Newell Palmer: Monthly Economic Notes – March 2019

Economic Overview
In January, the US Federal Reserve put on hold its previously flagged program of interest rate rises and quantitative tightening. The European Central Bank has laid the groundwork for doing the same. The RBA has similarly signalled the possibility of interest rate cuts. The markets liked it and equity markets have rallied since January. The standard narrative is that having dealt with the GFC, central banks are trying to stimulate growth via low rates while flooding the interbank market with liquidity. This will force greater investment in risky assets, reflating the economy. Normalisation will proceed once this is achieved.

Monthly-Notes-July-2019.pdf

Newell Palmer: Monthly Economic Notes – February 2019

Newell Palmer: Monthly Economic Notes – February 2019

Economic Overview
Last year, there was a notable increase in market volatility and a decline in global economic growth from its previous high in the first part of 2018. The increase in volatility was the result of a number of factors including:
 increased geopolitical tensions, primarily in the form of protectionist measures by the US with its key economic partners China and Europe,
 a normalisation of interest rates in the US,
 tightening of liquidity

Monthly-Notes-July-2019.pdf

Newell Palmer: Monthly Economic Notes – January 2019

Newell Palmer: Monthly Economic Notes – January 2019

Economic Overview
With the US moving into the later stages of the business cycle, the US Federal Reserve raising interest rates, and monetary and credit conditions diverging widely across the other major global economies, the potential for renewed volatility in both equity and fixed income markets remains high.

Monthly-Notes-January-2019.pdf

Newell Palmer: Monthly Economic Notes – December 2018

Newell Palmer: Monthly Economic Notes – December 2018

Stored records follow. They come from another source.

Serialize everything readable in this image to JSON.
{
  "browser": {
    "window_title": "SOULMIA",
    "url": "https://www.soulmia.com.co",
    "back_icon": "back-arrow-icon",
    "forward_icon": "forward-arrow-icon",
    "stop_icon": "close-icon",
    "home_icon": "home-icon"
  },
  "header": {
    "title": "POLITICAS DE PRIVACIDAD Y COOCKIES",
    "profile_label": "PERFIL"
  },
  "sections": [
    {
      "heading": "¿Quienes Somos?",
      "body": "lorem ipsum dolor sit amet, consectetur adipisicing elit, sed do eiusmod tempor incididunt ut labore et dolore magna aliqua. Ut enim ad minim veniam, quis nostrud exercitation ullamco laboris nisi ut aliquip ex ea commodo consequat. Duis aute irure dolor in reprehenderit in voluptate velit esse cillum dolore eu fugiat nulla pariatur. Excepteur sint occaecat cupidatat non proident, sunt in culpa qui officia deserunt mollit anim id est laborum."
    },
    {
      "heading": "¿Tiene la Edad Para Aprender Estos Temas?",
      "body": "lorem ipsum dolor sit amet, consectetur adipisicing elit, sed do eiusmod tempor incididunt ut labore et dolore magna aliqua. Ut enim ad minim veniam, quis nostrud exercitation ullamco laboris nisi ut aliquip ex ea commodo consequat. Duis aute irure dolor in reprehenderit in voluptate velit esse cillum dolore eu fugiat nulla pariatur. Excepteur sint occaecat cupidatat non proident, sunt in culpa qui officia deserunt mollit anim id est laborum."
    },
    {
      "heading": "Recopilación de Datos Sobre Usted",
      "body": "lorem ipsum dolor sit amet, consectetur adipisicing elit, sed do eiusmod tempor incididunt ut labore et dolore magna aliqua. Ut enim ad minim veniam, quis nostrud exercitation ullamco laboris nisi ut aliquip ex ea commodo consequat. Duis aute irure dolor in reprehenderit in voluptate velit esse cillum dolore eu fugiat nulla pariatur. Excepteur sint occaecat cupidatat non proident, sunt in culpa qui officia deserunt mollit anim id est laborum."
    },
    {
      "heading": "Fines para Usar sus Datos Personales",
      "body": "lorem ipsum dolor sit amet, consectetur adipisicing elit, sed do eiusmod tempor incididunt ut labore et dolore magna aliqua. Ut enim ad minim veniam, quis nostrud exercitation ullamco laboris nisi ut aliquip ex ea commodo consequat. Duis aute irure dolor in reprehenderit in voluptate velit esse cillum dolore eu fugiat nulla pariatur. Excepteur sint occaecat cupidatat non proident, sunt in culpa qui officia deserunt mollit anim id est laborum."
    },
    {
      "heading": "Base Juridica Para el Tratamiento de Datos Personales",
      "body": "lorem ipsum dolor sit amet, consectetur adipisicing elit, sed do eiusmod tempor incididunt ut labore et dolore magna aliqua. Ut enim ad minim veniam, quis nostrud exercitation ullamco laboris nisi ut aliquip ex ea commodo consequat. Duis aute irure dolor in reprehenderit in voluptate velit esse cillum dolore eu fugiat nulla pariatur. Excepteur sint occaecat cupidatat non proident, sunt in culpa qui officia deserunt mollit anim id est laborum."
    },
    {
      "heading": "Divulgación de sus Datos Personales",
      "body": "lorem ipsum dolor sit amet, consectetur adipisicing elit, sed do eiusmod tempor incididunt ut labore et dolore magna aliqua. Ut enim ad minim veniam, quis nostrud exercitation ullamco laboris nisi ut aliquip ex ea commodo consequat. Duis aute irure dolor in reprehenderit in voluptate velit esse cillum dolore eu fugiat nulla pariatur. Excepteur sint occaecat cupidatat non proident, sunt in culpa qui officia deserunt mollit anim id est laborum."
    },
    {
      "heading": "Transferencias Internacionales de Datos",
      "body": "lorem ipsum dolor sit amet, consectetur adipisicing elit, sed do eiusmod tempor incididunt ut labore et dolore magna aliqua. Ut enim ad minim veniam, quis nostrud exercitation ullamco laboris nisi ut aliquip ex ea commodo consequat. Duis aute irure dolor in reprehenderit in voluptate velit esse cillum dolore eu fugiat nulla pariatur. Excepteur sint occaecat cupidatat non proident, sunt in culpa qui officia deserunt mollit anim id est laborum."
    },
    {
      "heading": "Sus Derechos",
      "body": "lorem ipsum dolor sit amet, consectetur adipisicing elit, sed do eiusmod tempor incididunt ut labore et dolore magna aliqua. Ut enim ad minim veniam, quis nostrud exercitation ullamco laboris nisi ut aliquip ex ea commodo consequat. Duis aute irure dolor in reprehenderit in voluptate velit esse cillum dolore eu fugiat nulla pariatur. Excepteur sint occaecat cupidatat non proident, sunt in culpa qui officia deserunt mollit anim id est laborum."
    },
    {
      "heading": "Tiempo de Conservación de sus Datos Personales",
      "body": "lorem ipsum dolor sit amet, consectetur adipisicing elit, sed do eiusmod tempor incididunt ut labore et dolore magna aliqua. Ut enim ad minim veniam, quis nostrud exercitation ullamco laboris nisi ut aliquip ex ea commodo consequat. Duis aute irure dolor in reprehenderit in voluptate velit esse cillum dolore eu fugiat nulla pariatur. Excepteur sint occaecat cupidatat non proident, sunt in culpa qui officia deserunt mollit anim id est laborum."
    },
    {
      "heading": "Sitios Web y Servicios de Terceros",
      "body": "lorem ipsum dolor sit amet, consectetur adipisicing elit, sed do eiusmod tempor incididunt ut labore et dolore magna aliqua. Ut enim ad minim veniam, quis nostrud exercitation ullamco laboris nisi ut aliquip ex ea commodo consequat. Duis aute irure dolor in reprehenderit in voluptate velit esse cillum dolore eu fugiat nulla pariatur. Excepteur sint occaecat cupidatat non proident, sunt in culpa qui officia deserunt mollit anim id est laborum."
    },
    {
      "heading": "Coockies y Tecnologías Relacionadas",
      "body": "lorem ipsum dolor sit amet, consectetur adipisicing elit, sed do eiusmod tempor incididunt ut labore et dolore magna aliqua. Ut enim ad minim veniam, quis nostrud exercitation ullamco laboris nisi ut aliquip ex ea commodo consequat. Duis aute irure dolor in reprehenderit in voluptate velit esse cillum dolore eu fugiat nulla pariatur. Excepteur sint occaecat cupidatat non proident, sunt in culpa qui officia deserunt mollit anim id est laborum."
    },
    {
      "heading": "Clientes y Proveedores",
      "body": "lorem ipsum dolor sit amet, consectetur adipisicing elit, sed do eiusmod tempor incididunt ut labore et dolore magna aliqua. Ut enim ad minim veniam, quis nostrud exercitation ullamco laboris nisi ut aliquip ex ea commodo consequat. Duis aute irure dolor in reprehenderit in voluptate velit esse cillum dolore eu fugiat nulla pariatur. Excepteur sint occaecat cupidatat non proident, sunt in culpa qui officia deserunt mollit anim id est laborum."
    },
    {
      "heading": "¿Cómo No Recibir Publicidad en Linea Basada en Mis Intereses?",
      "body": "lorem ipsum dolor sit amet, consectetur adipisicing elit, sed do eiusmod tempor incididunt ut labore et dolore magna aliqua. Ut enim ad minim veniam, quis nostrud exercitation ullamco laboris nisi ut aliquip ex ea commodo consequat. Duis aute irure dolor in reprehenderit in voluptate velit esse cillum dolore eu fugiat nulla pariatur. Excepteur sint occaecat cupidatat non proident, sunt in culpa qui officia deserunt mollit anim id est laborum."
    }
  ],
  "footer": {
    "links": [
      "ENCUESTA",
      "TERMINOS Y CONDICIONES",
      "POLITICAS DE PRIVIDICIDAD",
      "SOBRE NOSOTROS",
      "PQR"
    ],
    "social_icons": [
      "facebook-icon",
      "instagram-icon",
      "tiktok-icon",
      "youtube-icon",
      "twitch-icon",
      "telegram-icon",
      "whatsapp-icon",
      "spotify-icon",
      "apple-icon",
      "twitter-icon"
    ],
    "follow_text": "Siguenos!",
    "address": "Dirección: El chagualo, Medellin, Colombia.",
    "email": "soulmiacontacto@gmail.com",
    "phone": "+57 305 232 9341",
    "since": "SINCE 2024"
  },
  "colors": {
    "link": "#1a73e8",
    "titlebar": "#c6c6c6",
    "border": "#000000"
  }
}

Economic Overview
After rebounding in Q2 to a new cycle high of 4.1%, global growth was more mixed in Q3, likely slowing a little below its recent 4% pace. US growth remained very strong, but eased to 3.0% pace. European growth slumped below 2%, while growth in China also eased modestly. Elsewhere, data across the UK, Japan and parts of the emerging markets were also less robust. A number of developments are increasingly challenging an otherwise solid outlook. This includes an intensification of political instability in Europe and the UK. The European Union (EU) continued to debate the new Italian Government’s more stimulatory fiscal stance, while the UK once again is trying to make progress on Brexit. Middle East tensions have also risen between the US, Saudi Arabia and Iran.

Monthly-Notes-December-2018.pdf

Newell Palmer: Monthly Economic Notes – November 2018

Newell Palmer: Monthly Economic Notes – November 2018

Economic Overview

Global GBP growth is expected to slow from 3.9% in 2018 to trend-like 3.6% in 2019 and 3.7% in 2020.  The recent era of low interest rates and low inflation (‘lower for longer’) has now transitioned to a period of rising interest rates, rising wages and central bank tightening.  However, there are mixed views whether the current environment can be characterised as ‘late cycle’, given that the US, EU and Japanese economies are not exhibiting characteristics of a typical ‘late cycle’ expansion.  The implication is that this cycle could extend, especially if inflation continues to rise slowly.  The risks for the current cycle are trade policy, US fiscal policy and central bank policies, and these factors should be monitored.

Monthly-Notes-November-2018.pdf

Newell Palmer: Monthly Economic Notes – October 2018

Newell Palmer: Monthly Economic Notes – October 2018

Economic Overview

The synchronised global expansion of 2017 has long receded.  Growth has not only plateaued, but it has also become more uneven across regions this year.  Increasing economic divergence and different performance of various asset classes are typical of an ageing expansion.  The consensus is that we are currently in late-cycle of the current economic expansion. However, it does not necessarily lead to the conclusion that a recession is immediately imminent.  In fact, a late-cycle expansion can last if excesses and major policy mistakes are avoided.  A recession over a three- to five-year horizon is quite likely, but it is not currently visible in the immediate horizon.

Monthly-Notes-October-2018.pdf